▸ **Work order**
Collect every line in the records below that contains the word "label".

(Data entries)
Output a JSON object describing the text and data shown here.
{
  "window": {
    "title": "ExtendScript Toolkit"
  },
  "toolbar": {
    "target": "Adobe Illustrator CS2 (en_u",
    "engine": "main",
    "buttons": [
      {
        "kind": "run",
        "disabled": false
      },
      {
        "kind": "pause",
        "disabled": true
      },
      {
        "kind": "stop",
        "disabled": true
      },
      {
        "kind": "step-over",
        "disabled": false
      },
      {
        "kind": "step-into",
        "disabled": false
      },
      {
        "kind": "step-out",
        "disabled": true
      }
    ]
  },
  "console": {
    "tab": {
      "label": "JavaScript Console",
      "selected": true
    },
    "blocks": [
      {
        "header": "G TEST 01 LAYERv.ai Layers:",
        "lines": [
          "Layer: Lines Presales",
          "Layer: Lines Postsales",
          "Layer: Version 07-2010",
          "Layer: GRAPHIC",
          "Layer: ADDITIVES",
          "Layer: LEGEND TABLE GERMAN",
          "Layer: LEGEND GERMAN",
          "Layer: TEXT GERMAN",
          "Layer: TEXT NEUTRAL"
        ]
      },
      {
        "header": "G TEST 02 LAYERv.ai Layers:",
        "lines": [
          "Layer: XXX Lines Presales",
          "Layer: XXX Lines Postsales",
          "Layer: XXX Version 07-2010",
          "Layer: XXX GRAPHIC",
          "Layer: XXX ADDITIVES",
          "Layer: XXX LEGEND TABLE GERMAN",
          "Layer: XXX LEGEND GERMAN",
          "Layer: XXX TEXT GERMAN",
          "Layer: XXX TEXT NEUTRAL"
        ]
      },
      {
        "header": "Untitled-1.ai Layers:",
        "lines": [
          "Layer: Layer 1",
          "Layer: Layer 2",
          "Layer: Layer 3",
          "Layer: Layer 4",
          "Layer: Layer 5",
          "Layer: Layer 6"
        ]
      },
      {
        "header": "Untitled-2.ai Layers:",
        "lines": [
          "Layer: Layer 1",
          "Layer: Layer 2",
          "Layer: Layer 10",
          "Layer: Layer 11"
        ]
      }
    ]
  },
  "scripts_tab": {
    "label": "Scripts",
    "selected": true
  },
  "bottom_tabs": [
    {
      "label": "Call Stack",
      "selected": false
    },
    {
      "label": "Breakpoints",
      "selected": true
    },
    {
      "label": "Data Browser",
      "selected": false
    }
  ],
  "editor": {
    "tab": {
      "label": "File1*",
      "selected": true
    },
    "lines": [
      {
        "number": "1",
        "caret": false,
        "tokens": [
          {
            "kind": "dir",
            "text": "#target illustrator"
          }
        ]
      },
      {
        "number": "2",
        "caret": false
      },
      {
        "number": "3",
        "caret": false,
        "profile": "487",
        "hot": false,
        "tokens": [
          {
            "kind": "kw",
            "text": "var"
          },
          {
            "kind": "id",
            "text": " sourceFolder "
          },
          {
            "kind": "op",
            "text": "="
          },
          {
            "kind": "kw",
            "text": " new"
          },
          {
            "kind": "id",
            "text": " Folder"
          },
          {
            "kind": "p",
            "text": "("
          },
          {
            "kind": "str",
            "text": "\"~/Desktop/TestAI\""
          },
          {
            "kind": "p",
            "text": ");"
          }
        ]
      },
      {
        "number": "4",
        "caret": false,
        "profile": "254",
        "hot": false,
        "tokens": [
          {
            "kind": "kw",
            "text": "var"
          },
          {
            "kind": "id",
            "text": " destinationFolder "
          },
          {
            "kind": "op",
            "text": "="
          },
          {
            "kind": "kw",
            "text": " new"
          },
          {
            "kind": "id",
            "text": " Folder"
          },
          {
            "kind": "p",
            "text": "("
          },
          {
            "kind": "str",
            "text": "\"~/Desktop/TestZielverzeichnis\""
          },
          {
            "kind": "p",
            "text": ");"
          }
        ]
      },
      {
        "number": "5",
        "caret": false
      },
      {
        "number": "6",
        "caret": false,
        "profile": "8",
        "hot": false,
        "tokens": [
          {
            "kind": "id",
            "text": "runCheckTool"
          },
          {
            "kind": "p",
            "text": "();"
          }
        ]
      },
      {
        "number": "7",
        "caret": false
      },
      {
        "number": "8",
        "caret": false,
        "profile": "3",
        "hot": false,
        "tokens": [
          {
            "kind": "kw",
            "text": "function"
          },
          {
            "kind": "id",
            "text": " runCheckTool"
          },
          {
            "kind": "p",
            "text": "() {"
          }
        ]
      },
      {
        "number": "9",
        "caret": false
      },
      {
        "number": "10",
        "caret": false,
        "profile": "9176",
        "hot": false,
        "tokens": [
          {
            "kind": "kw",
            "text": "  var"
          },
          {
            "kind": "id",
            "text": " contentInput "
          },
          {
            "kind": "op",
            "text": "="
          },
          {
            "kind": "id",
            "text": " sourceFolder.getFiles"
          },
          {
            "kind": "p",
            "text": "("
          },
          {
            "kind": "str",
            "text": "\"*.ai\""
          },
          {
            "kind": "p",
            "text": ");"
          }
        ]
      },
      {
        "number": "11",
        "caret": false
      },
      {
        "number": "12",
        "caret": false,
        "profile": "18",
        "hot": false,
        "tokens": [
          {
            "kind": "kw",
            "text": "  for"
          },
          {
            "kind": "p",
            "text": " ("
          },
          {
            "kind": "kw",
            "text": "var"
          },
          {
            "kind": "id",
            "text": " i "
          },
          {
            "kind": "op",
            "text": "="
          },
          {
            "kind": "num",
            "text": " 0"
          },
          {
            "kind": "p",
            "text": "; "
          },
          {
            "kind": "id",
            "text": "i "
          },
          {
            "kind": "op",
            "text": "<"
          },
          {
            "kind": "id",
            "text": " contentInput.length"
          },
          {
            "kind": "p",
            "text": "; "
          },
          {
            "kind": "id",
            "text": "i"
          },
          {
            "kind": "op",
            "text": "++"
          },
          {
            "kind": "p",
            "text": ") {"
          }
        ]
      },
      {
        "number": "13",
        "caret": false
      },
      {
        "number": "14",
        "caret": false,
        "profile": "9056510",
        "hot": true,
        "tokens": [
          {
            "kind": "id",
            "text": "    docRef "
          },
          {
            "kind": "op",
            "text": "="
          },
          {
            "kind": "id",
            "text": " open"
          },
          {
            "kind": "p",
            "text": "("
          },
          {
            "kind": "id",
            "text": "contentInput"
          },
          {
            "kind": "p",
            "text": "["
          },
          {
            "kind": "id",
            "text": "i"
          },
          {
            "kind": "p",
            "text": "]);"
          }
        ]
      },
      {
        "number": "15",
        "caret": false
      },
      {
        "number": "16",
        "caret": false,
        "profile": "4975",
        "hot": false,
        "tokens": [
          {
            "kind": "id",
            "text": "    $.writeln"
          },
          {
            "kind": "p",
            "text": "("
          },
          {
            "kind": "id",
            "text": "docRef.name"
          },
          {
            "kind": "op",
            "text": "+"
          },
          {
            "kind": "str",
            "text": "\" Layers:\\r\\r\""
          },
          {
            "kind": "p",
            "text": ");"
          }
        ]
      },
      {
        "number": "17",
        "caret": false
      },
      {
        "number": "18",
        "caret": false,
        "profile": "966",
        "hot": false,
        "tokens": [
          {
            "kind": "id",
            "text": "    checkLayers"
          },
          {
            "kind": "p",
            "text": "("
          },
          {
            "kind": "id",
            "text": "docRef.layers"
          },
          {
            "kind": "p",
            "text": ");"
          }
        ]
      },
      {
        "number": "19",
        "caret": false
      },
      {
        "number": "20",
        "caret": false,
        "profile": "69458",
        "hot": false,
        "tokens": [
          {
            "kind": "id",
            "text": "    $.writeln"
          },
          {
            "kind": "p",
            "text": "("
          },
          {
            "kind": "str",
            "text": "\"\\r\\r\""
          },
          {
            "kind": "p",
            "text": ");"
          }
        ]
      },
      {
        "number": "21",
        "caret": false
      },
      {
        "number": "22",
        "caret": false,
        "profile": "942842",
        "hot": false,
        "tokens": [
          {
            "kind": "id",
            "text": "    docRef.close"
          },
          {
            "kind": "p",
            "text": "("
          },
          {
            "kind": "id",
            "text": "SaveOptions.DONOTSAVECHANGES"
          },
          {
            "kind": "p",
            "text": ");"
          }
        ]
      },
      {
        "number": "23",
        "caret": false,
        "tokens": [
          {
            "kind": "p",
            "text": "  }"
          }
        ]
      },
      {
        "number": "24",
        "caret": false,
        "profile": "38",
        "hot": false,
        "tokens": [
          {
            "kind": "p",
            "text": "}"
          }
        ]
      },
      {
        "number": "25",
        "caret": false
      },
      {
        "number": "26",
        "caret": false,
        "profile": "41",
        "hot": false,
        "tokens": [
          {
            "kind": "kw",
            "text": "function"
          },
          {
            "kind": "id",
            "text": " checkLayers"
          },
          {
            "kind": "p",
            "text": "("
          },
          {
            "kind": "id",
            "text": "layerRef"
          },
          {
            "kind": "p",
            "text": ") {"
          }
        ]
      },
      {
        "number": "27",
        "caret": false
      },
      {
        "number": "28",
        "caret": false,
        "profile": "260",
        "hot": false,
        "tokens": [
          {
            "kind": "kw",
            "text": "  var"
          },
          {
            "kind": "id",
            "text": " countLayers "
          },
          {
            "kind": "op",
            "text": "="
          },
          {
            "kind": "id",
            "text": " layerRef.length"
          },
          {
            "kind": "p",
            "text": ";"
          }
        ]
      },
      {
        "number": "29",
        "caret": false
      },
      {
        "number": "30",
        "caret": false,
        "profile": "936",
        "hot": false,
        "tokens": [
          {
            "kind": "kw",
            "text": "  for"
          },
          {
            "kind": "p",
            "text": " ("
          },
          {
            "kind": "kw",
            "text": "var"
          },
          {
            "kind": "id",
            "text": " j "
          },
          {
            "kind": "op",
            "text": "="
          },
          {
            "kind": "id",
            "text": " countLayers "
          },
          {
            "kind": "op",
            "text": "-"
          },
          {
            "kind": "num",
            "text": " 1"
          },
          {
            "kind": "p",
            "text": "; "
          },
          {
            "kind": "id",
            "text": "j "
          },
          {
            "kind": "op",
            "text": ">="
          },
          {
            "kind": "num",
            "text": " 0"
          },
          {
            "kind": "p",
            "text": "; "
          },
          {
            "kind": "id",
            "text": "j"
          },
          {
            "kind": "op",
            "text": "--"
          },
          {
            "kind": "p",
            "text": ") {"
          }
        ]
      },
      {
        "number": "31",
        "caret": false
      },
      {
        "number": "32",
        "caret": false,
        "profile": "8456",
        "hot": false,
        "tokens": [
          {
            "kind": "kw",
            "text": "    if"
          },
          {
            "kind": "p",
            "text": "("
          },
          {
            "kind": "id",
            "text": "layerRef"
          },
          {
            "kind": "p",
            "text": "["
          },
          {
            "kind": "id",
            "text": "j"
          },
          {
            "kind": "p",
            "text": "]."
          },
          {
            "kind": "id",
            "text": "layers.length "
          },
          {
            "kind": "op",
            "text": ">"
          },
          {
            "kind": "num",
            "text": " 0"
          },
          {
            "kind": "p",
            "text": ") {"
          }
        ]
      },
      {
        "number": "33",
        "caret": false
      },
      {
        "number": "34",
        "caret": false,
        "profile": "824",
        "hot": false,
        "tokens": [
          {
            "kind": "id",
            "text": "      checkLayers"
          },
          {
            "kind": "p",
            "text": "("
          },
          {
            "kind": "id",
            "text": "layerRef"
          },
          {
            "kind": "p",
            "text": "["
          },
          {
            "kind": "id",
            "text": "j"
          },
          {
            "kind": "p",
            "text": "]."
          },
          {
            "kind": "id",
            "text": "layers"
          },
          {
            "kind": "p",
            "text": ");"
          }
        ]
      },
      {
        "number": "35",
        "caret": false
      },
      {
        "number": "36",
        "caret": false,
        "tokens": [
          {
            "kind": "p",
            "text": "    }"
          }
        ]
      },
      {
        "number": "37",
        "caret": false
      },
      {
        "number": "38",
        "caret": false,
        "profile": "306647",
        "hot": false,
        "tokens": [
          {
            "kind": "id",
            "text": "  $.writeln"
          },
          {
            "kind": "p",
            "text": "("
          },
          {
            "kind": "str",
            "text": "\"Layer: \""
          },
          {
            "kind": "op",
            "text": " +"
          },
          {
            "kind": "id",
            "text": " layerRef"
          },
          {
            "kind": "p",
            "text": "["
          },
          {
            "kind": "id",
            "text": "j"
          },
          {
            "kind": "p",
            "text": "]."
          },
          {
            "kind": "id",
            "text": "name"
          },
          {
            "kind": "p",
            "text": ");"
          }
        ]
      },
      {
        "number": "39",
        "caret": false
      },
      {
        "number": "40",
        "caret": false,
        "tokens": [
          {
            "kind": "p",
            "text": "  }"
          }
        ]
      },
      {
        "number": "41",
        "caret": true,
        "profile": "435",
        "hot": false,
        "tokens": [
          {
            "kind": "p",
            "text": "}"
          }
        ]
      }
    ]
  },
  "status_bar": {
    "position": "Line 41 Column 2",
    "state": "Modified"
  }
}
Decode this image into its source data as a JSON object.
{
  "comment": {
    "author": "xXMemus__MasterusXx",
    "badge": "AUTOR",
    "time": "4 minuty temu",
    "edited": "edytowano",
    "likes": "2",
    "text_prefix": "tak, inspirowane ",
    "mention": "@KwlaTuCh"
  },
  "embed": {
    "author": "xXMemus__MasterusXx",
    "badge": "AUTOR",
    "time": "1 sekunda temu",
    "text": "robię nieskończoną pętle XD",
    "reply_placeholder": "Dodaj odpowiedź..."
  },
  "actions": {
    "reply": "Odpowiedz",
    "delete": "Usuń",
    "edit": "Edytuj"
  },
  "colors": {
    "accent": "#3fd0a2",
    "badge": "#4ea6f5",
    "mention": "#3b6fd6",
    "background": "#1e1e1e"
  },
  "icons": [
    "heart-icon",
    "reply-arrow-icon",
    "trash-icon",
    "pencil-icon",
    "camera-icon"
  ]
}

▸ **Completed exercise**
      "label": "JavaScript Console",
    "label": "Scripts",
      "label": "Call Stack",
      "label": "Breakpoints",
      "label": "Data Browser",
      "label": "File1*",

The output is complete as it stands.